Ryan Holeywell | @RyanHoleywell | September 9, 2016
While the Urban Edge strives to provide readers with daily news and insights about urban policy, we’re also voracious readers of city news ourselves. As part of a weekly feature, Senior Editor Ryan Holeywell highlights the week’s most interesting articles from around the web about urban policy and city life.
The New York Times Magazine explores how suspensions often do more harm than good. Moreover, “studies show that suspensions are not just ineffective but inequitable, as students of color are more likely than white ones to be suspended for the same behaviors,” the Times writes. The publication highlights a new approach — “restorative justice” — that is increasingly being adopted over “zero-tolerance” discipline.
Big box stores across the country are employing a new strategy to reduce their property tax assessments by as much as half, which is resulting in dramatic declines in revenue for some communities, Governing reports.
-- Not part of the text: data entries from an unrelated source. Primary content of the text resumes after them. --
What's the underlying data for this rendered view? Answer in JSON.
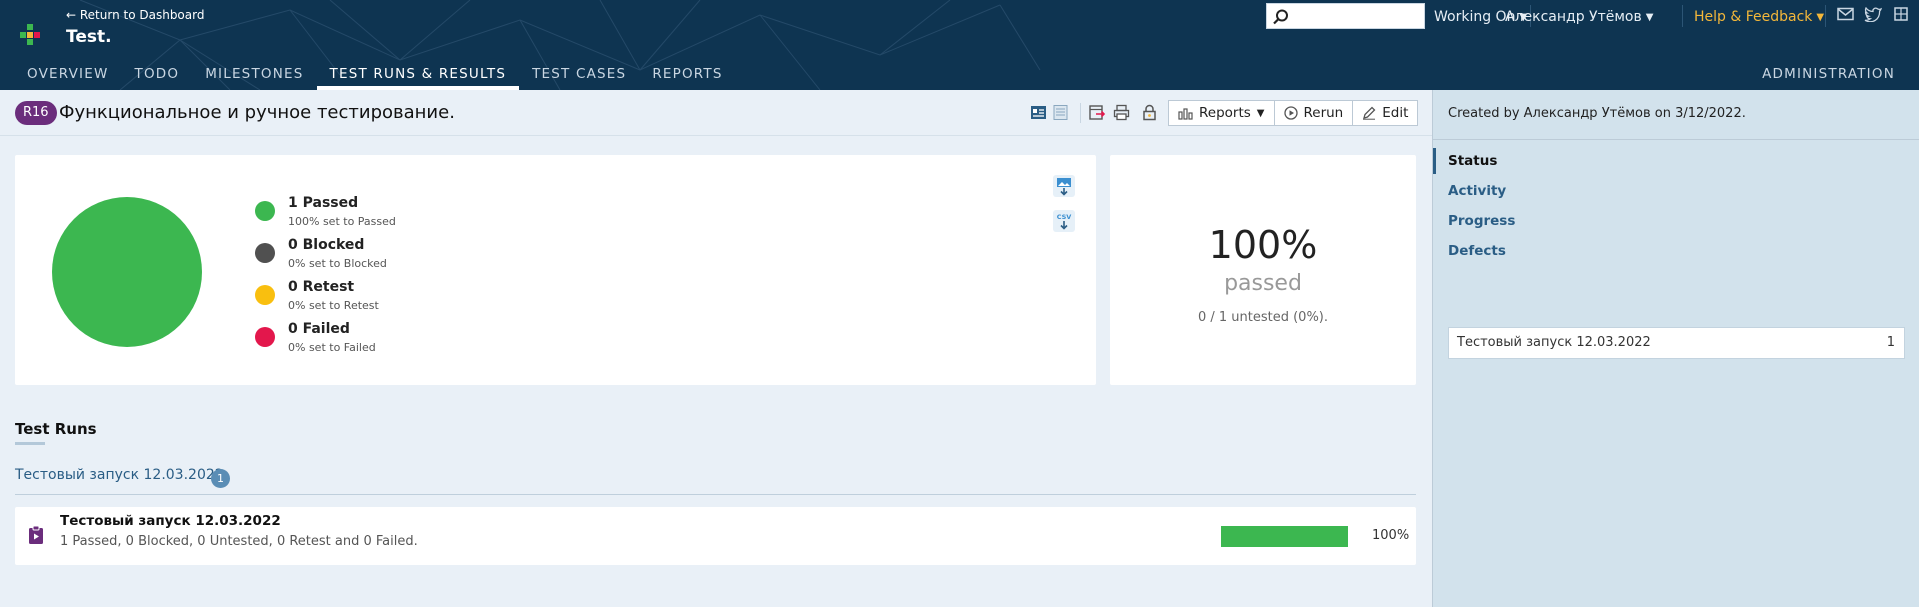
{
  "header": {
    "back_link": "← Return to Dashboard",
    "project_title": "Test.",
    "search": {
      "value": "",
      "placeholder": ""
    },
    "working_on": "Working On",
    "user": "Александр Утёмов",
    "help": "Help & Feedback",
    "icons": [
      "mail-icon",
      "twitter-icon",
      "grid-icon"
    ]
  },
  "nav": {
    "items": [
      "OVERVIEW",
      "TODO",
      "MILESTONES",
      "TEST RUNS & RESULTS",
      "TEST CASES",
      "REPORTS"
    ],
    "active": "TEST RUNS & RESULTS",
    "admin": "ADMINISTRATION"
  },
  "run": {
    "badge": "R16",
    "title": "Функциональное и ручное тестирование.",
    "buttons": {
      "reports": "Reports",
      "rerun": "Rerun",
      "edit": "Edit"
    }
  },
  "summary": {
    "legend": [
      {
        "label": "1 Passed",
        "sub": "100% set to Passed",
        "color": "#3cb750"
      },
      {
        "label": "0 Blocked",
        "sub": "0% set to Blocked",
        "color": "#505050"
      },
      {
        "label": "0 Retest",
        "sub": "0% set to Retest",
        "color": "#f9bf0f"
      },
      {
        "label": "0 Failed",
        "sub": "0% set to Failed",
        "color": "#e3174c"
      }
    ],
    "percent": "100%",
    "percent_label": "passed",
    "untested": "0 / 1 untested (0%)."
  },
  "chart_data": {
    "type": "pie",
    "categories": [
      "Passed",
      "Blocked",
      "Retest",
      "Failed"
    ],
    "values": [
      1,
      0,
      0,
      0
    ],
    "colors": [
      "#3cb750",
      "#505050",
      "#f9bf0f",
      "#e3174c"
    ]
  },
  "test_runs": {
    "section_title": "Test Runs",
    "group_title": "Тестовый запуск 12.03.2022",
    "group_count": "1",
    "rows": [
      {
        "name": "Тестовый запуск 12.03.2022",
        "stats": "1 Passed, 0 Blocked, 0 Untested, 0 Retest and 0 Failed.",
        "progress": 1.0,
        "progress_text": "100%"
      }
    ]
  },
  "sidebar": {
    "created": "Created by Александр Утёмов on 3/12/2022.",
    "nav": [
      "Status",
      "Activity",
      "Progress",
      "Defects"
    ],
    "active": "Status",
    "run_name": "Тестовый запуск 12.03.2022",
    "run_count": "1"
  },
  "colors": {
    "header_bg": "#0e3451",
    "accent_link": "#2a5d85",
    "help_link": "#f3b73a",
    "passed": "#3cb750",
    "badge": "#6b2d7c"
  }
}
The “dark store” strategy argues that it’s hard to sell an empty big box store at market rate, so the assessments should be lowered, even when the stores are occupied. “You have to wonder,” one former assessor said. “Are these people just being obnoxious or are the properties really overvalued and it’s just that now someone’s looking at it?”
Houston’s Addicks and Barker dams are each 70 years old and rank among the country’s top six most unsafe dams. Today they’re holding more water for longer periods than they were ever intended to, the Houston Chronicle reports, and the Army of Corps of Engineers is searching for a long-term solution. If the dams fail, half of Houston goes underwater.
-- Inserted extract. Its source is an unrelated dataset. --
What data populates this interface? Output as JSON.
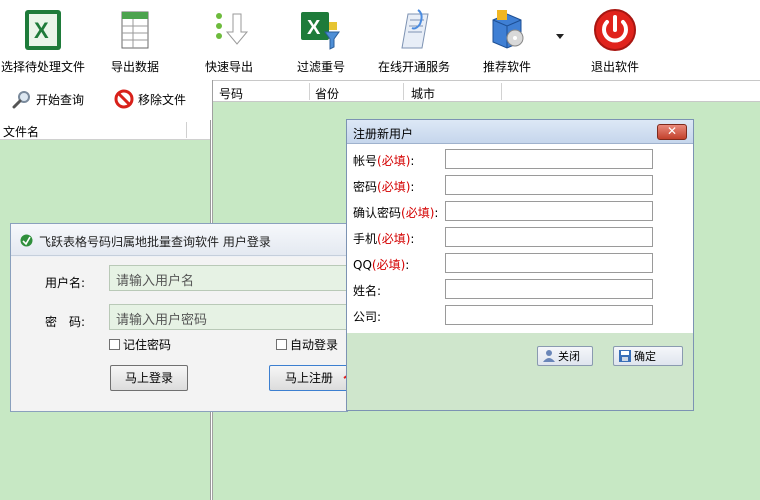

New data from the National Endowment for the Arts suggests there’s a lot of creative activity occurring far from the coasts, which may undermine urbanist Richard Florida’s assertion that creativity is largely confined to coastal states, the Washington Post’s Wonkblog reports. Instead, the NEA suggests there is a clear North-South divide in terms of creativity, rather than a coastal divide.
The U.S. housing market is becoming more unequal, according to real estate data service Trulia. The most expensive housing markets have larger price gains compared to cheaper markets, ensuring “the housing rich are getting richer while the housing poor are getting poorer.” The findings undermine the idea that less-expensive housing markets will eventually “catch up” to the more expensive ones.
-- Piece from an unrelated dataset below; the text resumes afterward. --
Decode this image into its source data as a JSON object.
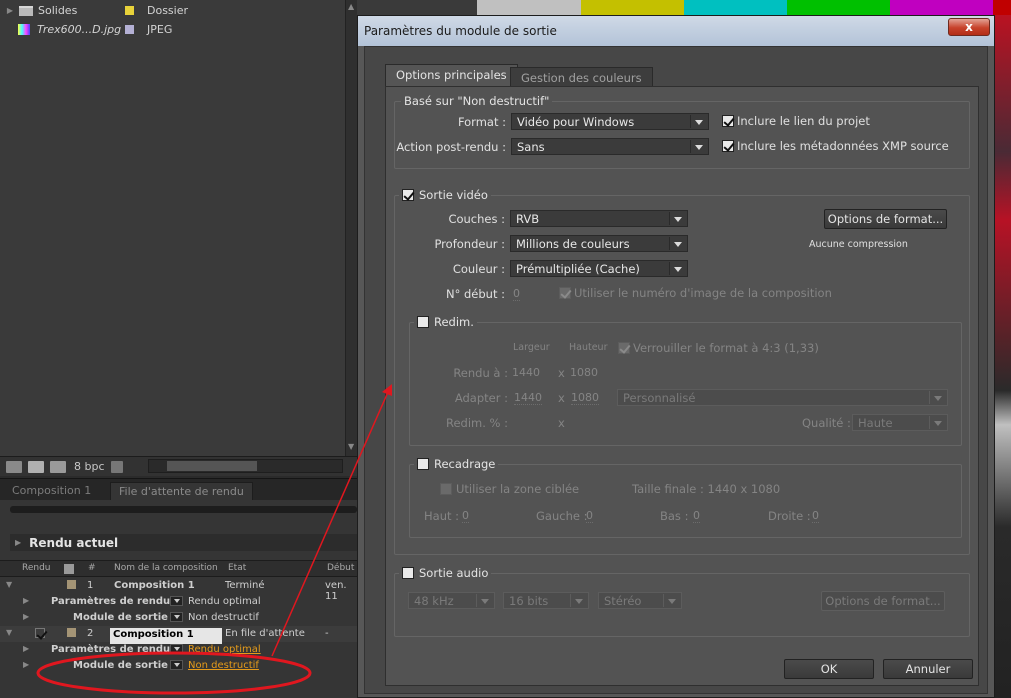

City Lab interviews author Samuel Arbesman, whose new book Overcomplicated chronicles the challenge of living in a technological complicated world. “Cities have developed in a complex and often fascinating manner,” the author says, “but along the way, we have portions of these systems that are more complex than any single person can understand.”